■ **Data about app and page elements**:
-=-=-=-=-
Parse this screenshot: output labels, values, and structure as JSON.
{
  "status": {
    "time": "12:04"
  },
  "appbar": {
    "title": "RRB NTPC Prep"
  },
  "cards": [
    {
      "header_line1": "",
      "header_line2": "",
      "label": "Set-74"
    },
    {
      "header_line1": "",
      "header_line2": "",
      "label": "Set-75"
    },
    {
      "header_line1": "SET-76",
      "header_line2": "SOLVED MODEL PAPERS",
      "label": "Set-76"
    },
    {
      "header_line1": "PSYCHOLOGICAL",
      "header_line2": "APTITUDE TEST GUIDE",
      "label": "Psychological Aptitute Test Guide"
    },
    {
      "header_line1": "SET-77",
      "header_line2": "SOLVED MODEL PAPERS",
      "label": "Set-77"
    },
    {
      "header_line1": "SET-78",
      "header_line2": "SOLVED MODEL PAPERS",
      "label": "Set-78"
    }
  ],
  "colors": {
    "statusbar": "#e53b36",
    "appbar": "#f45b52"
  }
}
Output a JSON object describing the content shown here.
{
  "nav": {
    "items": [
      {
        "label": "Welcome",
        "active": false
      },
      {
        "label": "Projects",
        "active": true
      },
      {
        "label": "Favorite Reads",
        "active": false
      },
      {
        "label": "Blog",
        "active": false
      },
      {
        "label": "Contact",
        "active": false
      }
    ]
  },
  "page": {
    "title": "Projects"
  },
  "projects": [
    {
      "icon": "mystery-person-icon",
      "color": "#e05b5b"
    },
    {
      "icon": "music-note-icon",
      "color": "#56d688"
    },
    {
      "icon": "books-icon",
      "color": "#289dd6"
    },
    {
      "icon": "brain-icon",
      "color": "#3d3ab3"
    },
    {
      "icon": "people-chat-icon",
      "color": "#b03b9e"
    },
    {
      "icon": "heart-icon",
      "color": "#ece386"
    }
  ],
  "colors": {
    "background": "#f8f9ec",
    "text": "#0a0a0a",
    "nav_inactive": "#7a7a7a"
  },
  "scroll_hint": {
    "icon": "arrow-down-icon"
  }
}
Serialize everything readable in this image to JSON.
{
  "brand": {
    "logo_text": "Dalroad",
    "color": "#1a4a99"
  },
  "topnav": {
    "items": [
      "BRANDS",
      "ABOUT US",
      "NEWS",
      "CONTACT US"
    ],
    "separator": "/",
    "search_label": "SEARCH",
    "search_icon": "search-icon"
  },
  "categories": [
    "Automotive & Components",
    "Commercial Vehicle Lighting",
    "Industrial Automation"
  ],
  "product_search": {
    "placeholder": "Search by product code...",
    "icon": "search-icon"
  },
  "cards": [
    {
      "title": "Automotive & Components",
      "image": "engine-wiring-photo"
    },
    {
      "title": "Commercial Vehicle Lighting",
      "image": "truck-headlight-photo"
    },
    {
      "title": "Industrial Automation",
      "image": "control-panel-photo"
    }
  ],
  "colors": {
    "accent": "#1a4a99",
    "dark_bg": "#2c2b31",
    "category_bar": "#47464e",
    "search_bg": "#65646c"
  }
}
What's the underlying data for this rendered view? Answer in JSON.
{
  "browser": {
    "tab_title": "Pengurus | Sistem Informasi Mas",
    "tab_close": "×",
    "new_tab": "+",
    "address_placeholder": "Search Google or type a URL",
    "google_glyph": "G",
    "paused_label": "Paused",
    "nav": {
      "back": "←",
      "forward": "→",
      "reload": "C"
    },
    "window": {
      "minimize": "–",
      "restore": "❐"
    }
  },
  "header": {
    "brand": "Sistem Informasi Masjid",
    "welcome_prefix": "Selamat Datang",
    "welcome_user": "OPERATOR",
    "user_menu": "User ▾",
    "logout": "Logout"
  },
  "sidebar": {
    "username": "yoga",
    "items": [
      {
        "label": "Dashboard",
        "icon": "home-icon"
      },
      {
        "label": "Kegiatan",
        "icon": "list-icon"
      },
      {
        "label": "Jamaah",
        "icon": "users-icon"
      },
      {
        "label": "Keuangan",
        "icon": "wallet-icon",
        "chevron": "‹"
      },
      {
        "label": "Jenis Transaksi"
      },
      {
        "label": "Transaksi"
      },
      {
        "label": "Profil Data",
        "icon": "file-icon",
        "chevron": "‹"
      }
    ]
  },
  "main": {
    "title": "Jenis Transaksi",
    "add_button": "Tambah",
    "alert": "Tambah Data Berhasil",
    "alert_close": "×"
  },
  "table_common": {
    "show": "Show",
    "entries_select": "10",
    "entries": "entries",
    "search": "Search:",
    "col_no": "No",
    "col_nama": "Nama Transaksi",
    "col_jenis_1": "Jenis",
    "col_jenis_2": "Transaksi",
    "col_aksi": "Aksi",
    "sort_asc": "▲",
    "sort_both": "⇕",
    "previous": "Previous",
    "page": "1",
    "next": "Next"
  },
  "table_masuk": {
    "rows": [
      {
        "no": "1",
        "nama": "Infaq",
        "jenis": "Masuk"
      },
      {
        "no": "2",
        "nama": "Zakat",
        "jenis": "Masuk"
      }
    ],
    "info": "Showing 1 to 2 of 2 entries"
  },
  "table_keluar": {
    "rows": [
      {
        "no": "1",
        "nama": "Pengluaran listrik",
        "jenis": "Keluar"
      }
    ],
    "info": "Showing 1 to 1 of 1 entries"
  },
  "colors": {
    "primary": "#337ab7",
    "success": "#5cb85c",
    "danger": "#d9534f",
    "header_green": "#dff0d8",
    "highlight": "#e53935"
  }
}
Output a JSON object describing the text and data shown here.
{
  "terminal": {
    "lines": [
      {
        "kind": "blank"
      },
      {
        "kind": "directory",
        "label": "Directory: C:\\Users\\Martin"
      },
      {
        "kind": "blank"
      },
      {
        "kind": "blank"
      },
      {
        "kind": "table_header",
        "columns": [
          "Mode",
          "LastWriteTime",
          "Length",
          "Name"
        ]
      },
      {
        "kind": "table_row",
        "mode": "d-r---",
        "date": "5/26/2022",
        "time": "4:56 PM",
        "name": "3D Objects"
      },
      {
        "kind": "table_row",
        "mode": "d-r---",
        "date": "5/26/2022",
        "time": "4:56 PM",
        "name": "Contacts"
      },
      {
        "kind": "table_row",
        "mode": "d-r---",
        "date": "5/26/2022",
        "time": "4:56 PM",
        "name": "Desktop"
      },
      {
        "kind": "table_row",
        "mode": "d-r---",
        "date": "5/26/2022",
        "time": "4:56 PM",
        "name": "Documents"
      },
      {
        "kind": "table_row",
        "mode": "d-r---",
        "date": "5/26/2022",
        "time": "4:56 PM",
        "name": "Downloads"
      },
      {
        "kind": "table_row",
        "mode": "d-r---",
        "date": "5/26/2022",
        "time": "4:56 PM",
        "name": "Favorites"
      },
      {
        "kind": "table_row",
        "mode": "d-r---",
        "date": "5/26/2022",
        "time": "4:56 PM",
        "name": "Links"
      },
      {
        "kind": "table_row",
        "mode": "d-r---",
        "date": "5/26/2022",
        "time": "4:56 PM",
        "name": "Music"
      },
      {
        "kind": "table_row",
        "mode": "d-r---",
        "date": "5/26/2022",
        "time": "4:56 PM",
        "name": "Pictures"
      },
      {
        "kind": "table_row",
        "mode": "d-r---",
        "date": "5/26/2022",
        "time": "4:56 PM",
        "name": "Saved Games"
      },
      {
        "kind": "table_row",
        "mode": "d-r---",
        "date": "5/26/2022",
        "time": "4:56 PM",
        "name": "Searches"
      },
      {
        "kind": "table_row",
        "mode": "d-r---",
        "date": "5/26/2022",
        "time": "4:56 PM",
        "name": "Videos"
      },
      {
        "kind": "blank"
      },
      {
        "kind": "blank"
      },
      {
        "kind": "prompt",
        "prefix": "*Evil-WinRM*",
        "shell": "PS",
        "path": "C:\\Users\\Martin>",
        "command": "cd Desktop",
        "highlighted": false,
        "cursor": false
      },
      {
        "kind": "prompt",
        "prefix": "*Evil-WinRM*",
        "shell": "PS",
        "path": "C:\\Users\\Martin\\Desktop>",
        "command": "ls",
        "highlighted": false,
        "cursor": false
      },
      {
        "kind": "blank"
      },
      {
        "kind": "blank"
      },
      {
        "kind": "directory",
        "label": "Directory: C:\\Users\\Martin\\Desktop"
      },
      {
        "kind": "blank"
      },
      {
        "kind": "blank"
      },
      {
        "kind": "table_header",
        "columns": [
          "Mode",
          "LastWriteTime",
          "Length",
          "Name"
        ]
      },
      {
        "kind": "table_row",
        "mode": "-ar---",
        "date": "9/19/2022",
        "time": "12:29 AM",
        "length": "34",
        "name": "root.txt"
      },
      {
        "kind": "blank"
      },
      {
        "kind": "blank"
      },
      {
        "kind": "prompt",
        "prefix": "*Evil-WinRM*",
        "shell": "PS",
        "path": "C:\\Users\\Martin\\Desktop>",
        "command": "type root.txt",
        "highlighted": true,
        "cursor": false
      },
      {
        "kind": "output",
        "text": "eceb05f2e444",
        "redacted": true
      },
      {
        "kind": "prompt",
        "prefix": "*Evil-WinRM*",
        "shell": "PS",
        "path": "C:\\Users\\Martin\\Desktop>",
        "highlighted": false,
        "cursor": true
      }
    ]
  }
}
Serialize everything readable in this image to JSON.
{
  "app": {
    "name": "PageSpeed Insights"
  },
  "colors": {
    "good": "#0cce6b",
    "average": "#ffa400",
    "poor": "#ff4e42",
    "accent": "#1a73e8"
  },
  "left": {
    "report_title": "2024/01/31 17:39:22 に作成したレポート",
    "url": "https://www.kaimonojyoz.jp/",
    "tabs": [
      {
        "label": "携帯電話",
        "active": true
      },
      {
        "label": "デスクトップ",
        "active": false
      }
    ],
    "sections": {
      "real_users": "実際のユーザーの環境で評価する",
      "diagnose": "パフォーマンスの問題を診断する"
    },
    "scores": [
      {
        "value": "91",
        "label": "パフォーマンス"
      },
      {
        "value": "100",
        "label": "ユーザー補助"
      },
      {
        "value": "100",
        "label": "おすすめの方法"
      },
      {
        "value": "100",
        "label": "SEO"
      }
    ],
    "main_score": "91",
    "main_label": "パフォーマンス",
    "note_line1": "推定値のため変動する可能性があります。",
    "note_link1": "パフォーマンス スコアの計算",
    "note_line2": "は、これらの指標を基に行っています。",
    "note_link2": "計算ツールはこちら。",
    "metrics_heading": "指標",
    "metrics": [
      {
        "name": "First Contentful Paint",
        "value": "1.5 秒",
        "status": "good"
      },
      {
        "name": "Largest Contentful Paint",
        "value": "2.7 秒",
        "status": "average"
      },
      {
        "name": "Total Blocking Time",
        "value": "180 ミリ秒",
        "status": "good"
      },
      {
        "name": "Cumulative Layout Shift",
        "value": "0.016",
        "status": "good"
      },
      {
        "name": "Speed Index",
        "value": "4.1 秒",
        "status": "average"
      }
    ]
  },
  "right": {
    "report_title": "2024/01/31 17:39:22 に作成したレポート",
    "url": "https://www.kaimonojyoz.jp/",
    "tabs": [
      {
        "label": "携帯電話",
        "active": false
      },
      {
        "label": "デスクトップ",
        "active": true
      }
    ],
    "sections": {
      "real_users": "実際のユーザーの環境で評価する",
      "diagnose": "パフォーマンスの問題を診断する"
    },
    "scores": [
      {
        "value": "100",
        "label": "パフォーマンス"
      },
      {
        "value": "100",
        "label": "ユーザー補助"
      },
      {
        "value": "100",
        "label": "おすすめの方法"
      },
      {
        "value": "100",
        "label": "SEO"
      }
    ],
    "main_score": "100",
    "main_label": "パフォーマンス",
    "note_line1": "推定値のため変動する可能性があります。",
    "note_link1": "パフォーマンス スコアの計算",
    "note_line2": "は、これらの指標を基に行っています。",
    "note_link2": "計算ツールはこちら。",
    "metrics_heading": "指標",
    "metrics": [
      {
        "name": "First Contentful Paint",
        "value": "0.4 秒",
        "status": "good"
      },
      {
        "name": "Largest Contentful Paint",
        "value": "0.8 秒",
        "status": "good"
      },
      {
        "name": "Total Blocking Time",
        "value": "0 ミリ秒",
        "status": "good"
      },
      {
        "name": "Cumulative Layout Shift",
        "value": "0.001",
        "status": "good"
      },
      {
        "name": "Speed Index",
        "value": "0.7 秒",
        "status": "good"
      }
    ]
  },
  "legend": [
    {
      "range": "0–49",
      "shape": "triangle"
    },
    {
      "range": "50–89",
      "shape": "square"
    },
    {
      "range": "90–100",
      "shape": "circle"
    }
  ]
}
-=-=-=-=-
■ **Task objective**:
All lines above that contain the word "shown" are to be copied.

■ **Solution for this task**:
Output a JSON object describing the content shown here.
Output a JSON object describing the text and data shown here.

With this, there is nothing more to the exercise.